▶ DATA SHOWN:
= = = = = = =
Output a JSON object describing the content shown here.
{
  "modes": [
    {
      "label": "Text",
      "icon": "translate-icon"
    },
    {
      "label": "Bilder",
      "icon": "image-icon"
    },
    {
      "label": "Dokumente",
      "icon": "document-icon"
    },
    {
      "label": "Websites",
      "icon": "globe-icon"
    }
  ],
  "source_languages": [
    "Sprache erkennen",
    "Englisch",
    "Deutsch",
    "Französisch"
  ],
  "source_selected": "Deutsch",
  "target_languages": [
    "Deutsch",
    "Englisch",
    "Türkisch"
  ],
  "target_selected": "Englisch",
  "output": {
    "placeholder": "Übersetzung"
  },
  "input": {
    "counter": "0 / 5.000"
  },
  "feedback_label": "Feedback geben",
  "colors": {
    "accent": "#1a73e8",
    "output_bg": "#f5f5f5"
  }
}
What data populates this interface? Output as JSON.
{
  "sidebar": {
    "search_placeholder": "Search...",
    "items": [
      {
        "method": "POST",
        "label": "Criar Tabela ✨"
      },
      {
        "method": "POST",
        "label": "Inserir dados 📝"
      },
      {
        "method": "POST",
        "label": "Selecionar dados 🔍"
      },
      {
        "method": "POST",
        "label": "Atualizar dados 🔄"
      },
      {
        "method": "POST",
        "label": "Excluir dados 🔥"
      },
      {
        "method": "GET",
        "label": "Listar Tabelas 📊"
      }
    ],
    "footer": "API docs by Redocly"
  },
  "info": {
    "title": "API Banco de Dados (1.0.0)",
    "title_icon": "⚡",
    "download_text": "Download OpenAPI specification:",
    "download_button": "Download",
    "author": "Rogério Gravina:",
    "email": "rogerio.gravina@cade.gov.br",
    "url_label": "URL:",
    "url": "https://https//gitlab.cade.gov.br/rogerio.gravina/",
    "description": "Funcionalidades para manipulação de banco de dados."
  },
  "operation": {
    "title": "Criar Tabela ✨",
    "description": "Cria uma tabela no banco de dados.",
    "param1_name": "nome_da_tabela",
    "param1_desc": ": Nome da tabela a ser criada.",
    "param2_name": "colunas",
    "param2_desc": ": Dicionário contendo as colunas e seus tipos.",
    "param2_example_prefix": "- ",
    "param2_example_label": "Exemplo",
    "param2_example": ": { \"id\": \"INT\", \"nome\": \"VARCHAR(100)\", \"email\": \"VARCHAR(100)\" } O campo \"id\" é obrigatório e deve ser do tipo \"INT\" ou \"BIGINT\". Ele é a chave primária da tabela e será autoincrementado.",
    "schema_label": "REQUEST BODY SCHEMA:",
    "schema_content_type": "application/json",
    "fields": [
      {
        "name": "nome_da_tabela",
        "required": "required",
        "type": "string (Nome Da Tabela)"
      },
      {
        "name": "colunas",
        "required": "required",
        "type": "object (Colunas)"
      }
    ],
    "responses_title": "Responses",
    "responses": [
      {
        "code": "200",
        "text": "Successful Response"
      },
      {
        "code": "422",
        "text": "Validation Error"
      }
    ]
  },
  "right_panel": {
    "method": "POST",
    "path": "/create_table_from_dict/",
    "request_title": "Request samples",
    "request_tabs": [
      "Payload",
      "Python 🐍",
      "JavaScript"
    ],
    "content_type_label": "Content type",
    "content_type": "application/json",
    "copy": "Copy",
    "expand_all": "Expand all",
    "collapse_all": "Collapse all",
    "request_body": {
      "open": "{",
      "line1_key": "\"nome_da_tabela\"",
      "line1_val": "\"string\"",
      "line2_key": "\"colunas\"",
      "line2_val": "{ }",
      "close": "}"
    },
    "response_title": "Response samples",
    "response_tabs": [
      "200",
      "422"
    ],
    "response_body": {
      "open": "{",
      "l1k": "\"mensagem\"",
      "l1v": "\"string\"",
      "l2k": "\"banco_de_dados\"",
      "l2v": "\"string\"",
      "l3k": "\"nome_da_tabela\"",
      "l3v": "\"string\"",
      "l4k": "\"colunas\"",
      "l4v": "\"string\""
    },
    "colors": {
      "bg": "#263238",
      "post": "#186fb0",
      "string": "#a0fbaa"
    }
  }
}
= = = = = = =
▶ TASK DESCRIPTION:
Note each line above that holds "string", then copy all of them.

▶ SOLUTION FOR THIS EXERCISE:
        "type": "string (Nome Da Tabela)"
      "line1_val": "\"string\"",
      "l1v": "\"string\"",
      "l2v": "\"string\"",
      "l3v": "\"string\"",
      "l4v": "\"string\""
      "string": "#a0fbaa"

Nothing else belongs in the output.